"I learned how to become calmer," said Burney. "And we got over it, we became cool."

Overall, the K-8 school of 520 students has undergone a transformation in academics and climate in the three years since Andrewlevich took over.

She credits a staff she once called "soldiers for this work" and, most of all, the students who brim with promise, despite challenges that overwhelm many adults: poverty, incarcerated parents, housing insecurity, worry about whether the week's groceries will stretch to feed the family.

But Andrewlevich is Mitchell's instructional leader and chief cheerleader, so beloved by her students that they pooled funds to buy her a special necklace to wear for graduation.

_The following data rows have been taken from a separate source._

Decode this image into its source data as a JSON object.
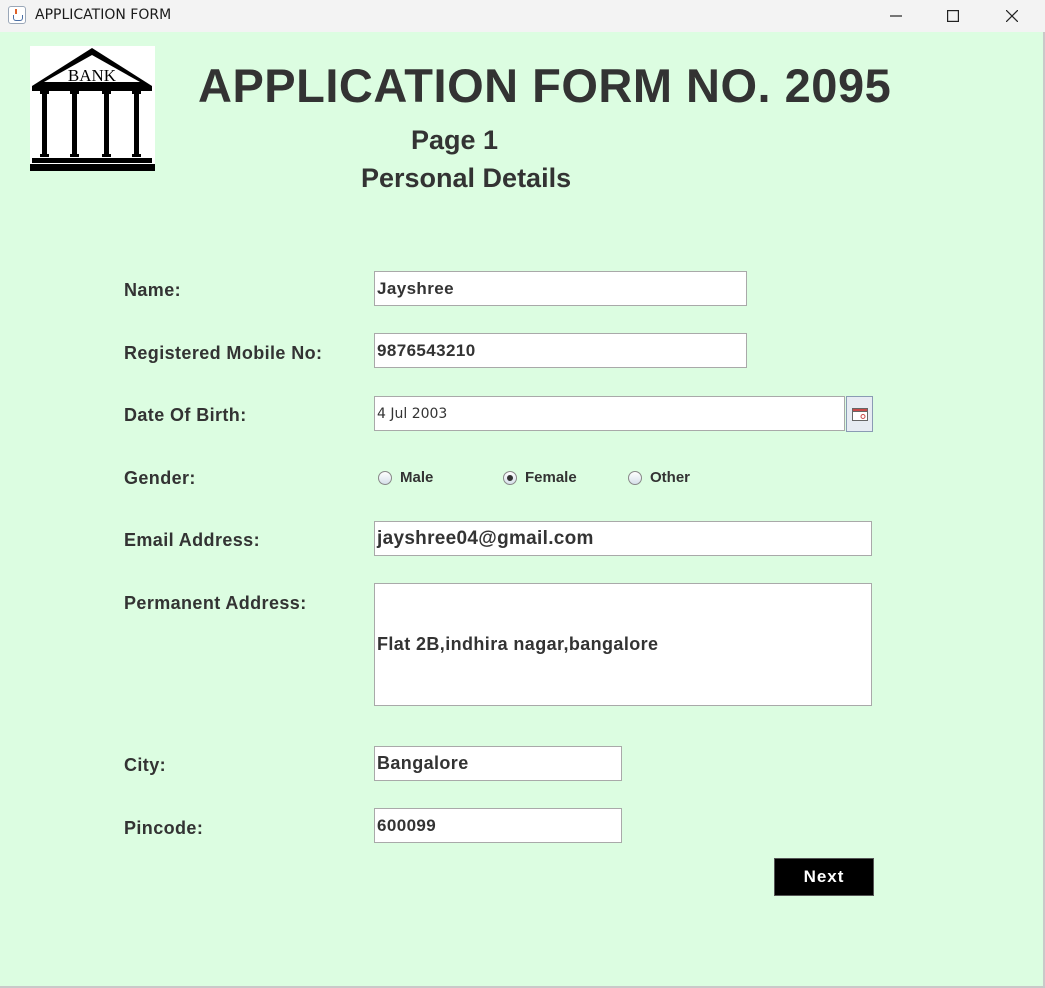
{
  "window": {
    "title": "APPLICATION FORM"
  },
  "logo": {
    "text": "BANK"
  },
  "header": {
    "title": "APPLICATION FORM NO. 2095",
    "page": "Page 1",
    "section": "Personal Details"
  },
  "form": {
    "name_label": "Name:",
    "name_value": "Jayshree",
    "mobile_label": "Registered Mobile No:",
    "mobile_value": "9876543210",
    "dob_label": "Date Of Birth:",
    "dob_value": "4 Jul 2003",
    "gender_label": "Gender:",
    "gender_options": [
      "Male",
      "Female",
      "Other"
    ],
    "gender_selected": "Female",
    "email_label": "Email Address:",
    "email_value": "jayshree04@gmail.com",
    "address_label": "Permanent Address:",
    "address_value": "Flat 2B,indhira nagar,bangalore",
    "city_label": "City:",
    "city_value": "Bangalore",
    "pincode_label": "Pincode:",
    "pincode_value": "600099",
    "next_label": "Next"
  },
  "colors": {
    "background": "#dcfde1",
    "button": "#000000",
    "text": "#333333"
  },
  "icons": {
    "calendar": "calendar-icon",
    "app": "java-app-icon"
  }
}
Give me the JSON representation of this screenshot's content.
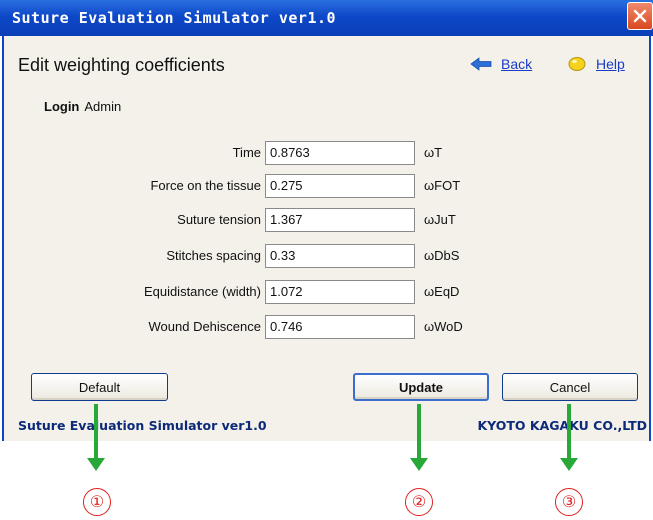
{
  "window": {
    "title": "Suture Evaluation Simulator ver1.0"
  },
  "page": {
    "title": "Edit weighting coefficients",
    "back_label": "Back",
    "help_label": "Help"
  },
  "login": {
    "label": "Login",
    "user": "Admin"
  },
  "fields": [
    {
      "label": "Time",
      "value": "0.8763",
      "unit": "ωT"
    },
    {
      "label": "Force on the tissue",
      "value": "0.275",
      "unit": "ωFOT"
    },
    {
      "label": "Suture tension",
      "value": "1.367",
      "unit": "ωJuT"
    },
    {
      "label": "Stitches spacing",
      "value": "0.33",
      "unit": "ωDbS"
    },
    {
      "label": "Equidistance (width)",
      "value": "1.072",
      "unit": "ωEqD"
    },
    {
      "label": "Wound Dehiscence",
      "value": "0.746",
      "unit": "ωWoD"
    }
  ],
  "buttons": {
    "default": "Default",
    "update": "Update",
    "cancel": "Cancel"
  },
  "footer": {
    "left": "Suture Evaluation Simulator ver1.0",
    "right": "KYOTO KAGAKU CO.,LTD"
  },
  "callouts": [
    "①",
    "②",
    "③"
  ],
  "colors": {
    "titlebar": "#0d48c8",
    "client_bg": "#f3f1ea",
    "link": "#1a3cc8",
    "arrow": "#27a838",
    "callout": "#e02020"
  }
}
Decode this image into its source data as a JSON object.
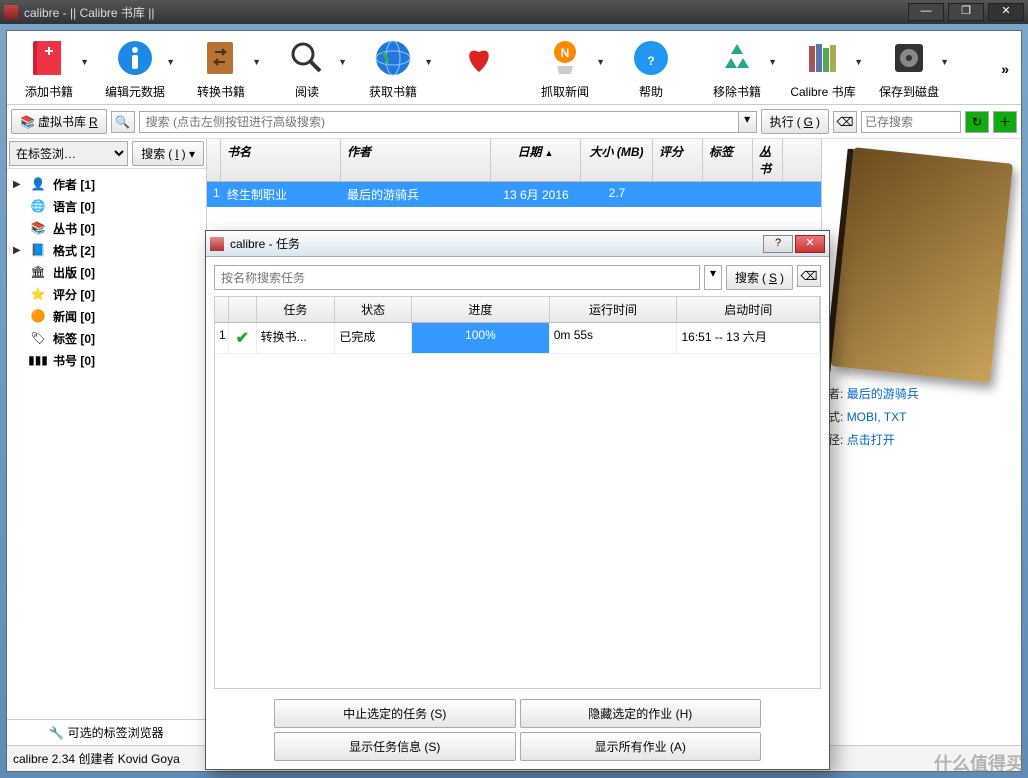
{
  "window": {
    "title": "calibre - || Calibre 书库 ||"
  },
  "toolbar": {
    "add": "添加书籍",
    "edit": "编辑元数据",
    "convert": "转换书籍",
    "read": "阅读",
    "fetch": "获取书籍",
    "news": "抓取新闻",
    "help": "帮助",
    "remove": "移除书籍",
    "library": "Calibre 书库",
    "save": "保存到磁盘"
  },
  "searchbar": {
    "vlib": "虚拟书库",
    "vlib_tag": "R",
    "placeholder": "搜索 (点击左侧按钮进行高级搜索)",
    "go": "执行",
    "go_key": "G",
    "saved": "已存搜索"
  },
  "sidebar": {
    "tag_browse": "在标签浏…",
    "search": "搜索",
    "search_key": "I",
    "items": [
      {
        "label": "作者 [1]"
      },
      {
        "label": "语言 [0]"
      },
      {
        "label": "丛书 [0]"
      },
      {
        "label": "格式 [2]"
      },
      {
        "label": "出版 [0]"
      },
      {
        "label": "评分 [0]"
      },
      {
        "label": "新闻 [0]"
      },
      {
        "label": "标签 [0]"
      },
      {
        "label": "书号 [0]"
      }
    ],
    "footer": "可选的标签浏览器"
  },
  "columns": {
    "title": "书名",
    "author": "作者",
    "date": "日期",
    "size": "大小 (MB)",
    "rating": "评分",
    "tags": "标签",
    "series": "丛书"
  },
  "books": [
    {
      "n": "1",
      "title": "终生制职业",
      "author": "最后的游骑兵",
      "date": "13 6月 2016",
      "size": "2.7"
    }
  ],
  "details": {
    "author_lbl": "者:",
    "author": "最后的游骑兵",
    "format_lbl": "式:",
    "formats": "MOBI, TXT",
    "path_lbl": "径:",
    "path": "点击打开"
  },
  "status": "calibre 2.34 创建者 Kovid Goya",
  "dialog": {
    "title": "calibre - 任务",
    "search_ph": "按名称搜索任务",
    "search": "搜索",
    "search_key": "S",
    "cols": {
      "task": "任务",
      "status": "状态",
      "progress": "进度",
      "runtime": "运行时间",
      "start": "启动时间"
    },
    "jobs": [
      {
        "n": "1",
        "task": "转换书...",
        "status": "已完成",
        "progress": "100%",
        "runtime": "0m 55s",
        "start": "16:51 -- 13 六月"
      }
    ],
    "btns": {
      "stop": "中止选定的任务 (S)",
      "hide": "隐藏选定的作业 (H)",
      "info": "显示任务信息 (S)",
      "showall": "显示所有作业 (A)"
    }
  },
  "watermark": "什么值得买"
}
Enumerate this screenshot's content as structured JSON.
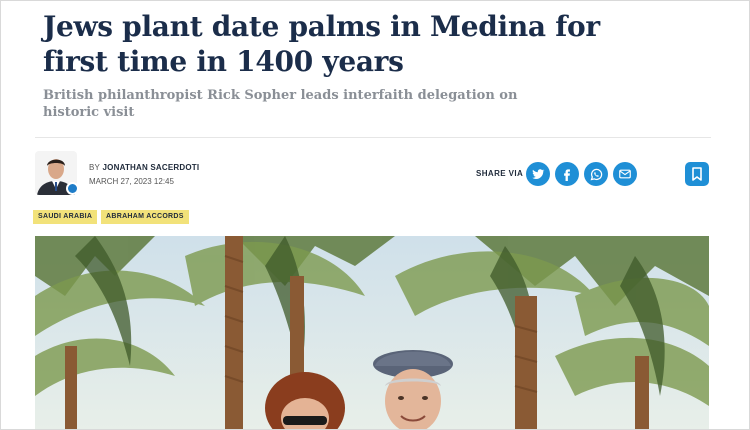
{
  "article": {
    "headline": "Jews plant date palms in Medina for first time in 1400 years",
    "subheadline": "British philanthropist Rick Sopher leads interfaith delegation on historic visit",
    "byline_prefix": "BY",
    "author": "JONATHAN SACERDOTI",
    "date": "MARCH 27, 2023 12:45"
  },
  "share": {
    "label": "SHARE VIA",
    "buttons": [
      {
        "icon": "twitter-icon"
      },
      {
        "icon": "facebook-icon"
      },
      {
        "icon": "whatsapp-icon"
      },
      {
        "icon": "email-icon"
      }
    ],
    "bookmark_icon": "bookmark-icon",
    "accent_color": "#1f8fd6"
  },
  "tags": [
    "SAUDI ARABIA",
    "ABRAHAM ACCORDS"
  ],
  "colors": {
    "headline": "#1b2d4a",
    "subhead": "#8a8f96",
    "tag_background": "#f2e27a"
  }
}
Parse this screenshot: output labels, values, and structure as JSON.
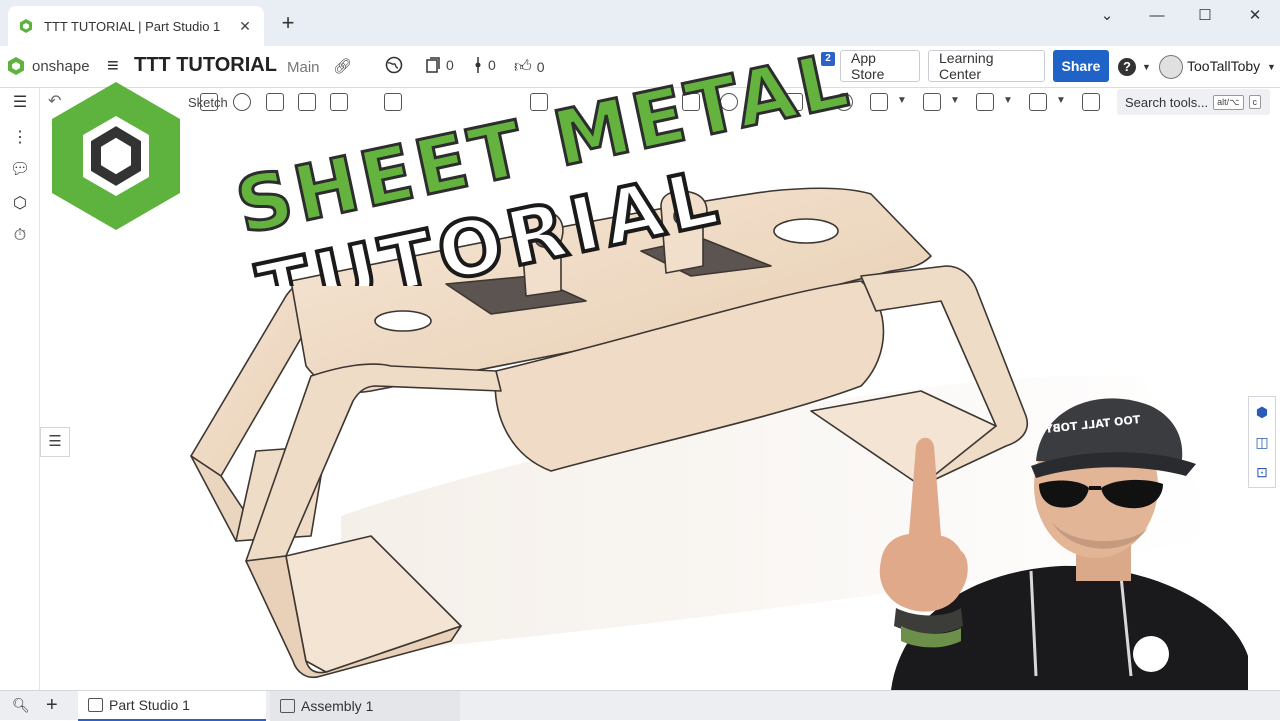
{
  "browser": {
    "tab_title": "TTT TUTORIAL | Part Studio 1",
    "new_tab": "+",
    "close": "✕",
    "window_controls": [
      "⌄",
      "—",
      "☐",
      "✕"
    ]
  },
  "header": {
    "brand": "onshape",
    "menu": "≡",
    "document_title": "TTT TUTORIAL",
    "branch": "Main",
    "versions_count": "0",
    "branches_count": "0",
    "likes_count": "0",
    "notification_count": "2",
    "app_store": "App Store",
    "learning_center": "Learning Center",
    "share": "Share",
    "help": "?",
    "user": "TooTallToby"
  },
  "toolbar": {
    "sketch_label": "Sketch",
    "search_placeholder": "Search tools...",
    "shortcut_1": "alt/⌥",
    "shortcut_2": "c"
  },
  "overlay": {
    "line1": "SHEET METAL",
    "line2": "TUTORIAL",
    "hat_text": "TOO TALL TOBY"
  },
  "bottom_tabs": {
    "add": "+",
    "tab1": "Part Studio 1",
    "tab2": "Assembly 1"
  },
  "colors": {
    "accent_blue": "#1f63c8",
    "onshape_green": "#5db33d",
    "sheet_metal_part": "#f1dfcb"
  }
}
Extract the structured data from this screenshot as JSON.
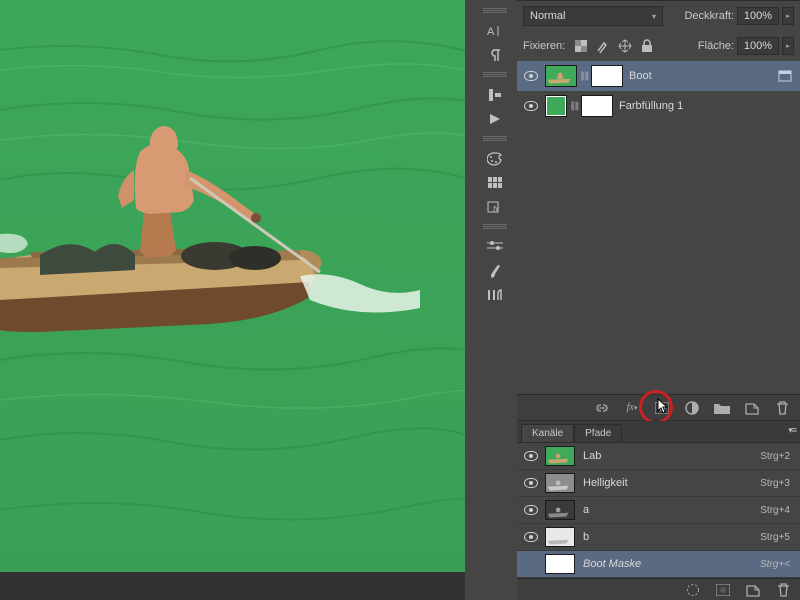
{
  "blend": {
    "mode": "Normal",
    "opacity_label": "Deckkraft:",
    "opacity_value": "100%",
    "fill_label": "Fläche:",
    "fill_value": "100%",
    "lock_label": "Fixieren:"
  },
  "layers": [
    {
      "name": "Boot",
      "selected": true,
      "hasMask": true,
      "thumbType": "boat"
    },
    {
      "name": "Farbfüllung 1",
      "selected": false,
      "hasMask": true,
      "thumbType": "green"
    }
  ],
  "channels_panel": {
    "tabs": [
      "Kanäle",
      "Pfade"
    ],
    "active_tab": 0,
    "channels": [
      {
        "name": "Lab",
        "shortcut": "Strg+2",
        "thumb": "lab"
      },
      {
        "name": "Helligkeit",
        "shortcut": "Strg+3",
        "thumb": "light"
      },
      {
        "name": "a",
        "shortcut": "Strg+4",
        "thumb": "a"
      },
      {
        "name": "b",
        "shortcut": "Strg+5",
        "thumb": "b"
      },
      {
        "name": "Boot Maske",
        "shortcut": "Strg+<",
        "thumb": "mask",
        "selected": true
      }
    ]
  }
}
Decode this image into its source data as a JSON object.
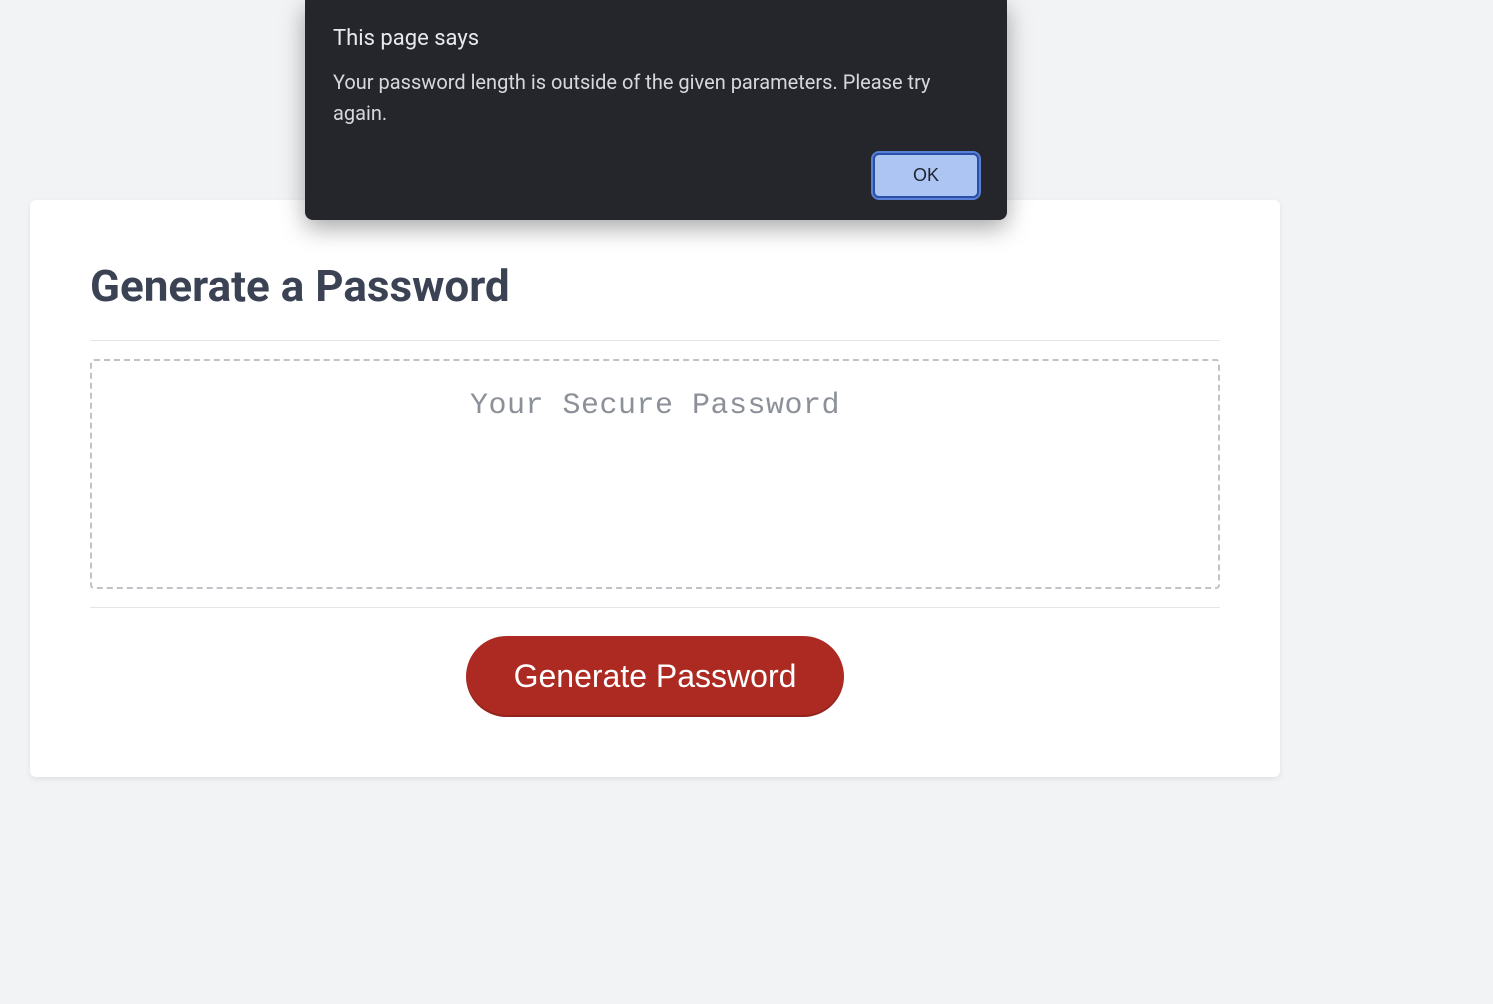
{
  "alert": {
    "title": "This page says",
    "message": "Your password length is outside of the given parameters. Please try again.",
    "ok_label": "OK"
  },
  "card": {
    "title": "Generate a Password",
    "password_placeholder": "Your Secure Password",
    "generate_label": "Generate Password"
  }
}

People seemed to either think that the challenge was either brilliant or bribery. Andrewlevich hears the criticism, but she's firm that she did the right thing.

"If we keep doing what we were always doing, we're going to get what we always got," she said. "If I would have spent $100 on a pizza party, everyone would have said it was sweet. Our goal was to invest $100 into a bank account that begins a positive financial literacy journey."

Graduate Sharif Ali addressed his classmates solemnly on Friday, sharing some of the lessons they had all learned together this year — about being mature, respectful and responsible, about working hard and moving on from trouble. The Mitchell students, he said, understood what their challenge meant.

"Who would have expected that this group of young ladies and men — myself included — to be such an inspiration for so many?"

That was evident in the surprise they learned about at graduation. A few weeks ago, school staff reached out to supporters who had become familiar with the Mitchell students' work and asked if people might consider donating to sponsor a laptop for each graduate. The money was raised in three days.

On Friday, each student learned they will get a new Chromebook this summer. There was a gasp, then cheers as they heard the news. Some kids put their hands over their mouths, some threw their arms in the air.

Melissa Traber, who teaches in the suburbs, worked with Andrewlevich at Harding Middle School and has been bowled over by the Southwest kids' progress. Traber, her brother, and a friend decided to donate to help the Mitchell students start high school with something they might not have otherwise.

"What they're doing is so amazing," said Traber. "They deserve this advantage."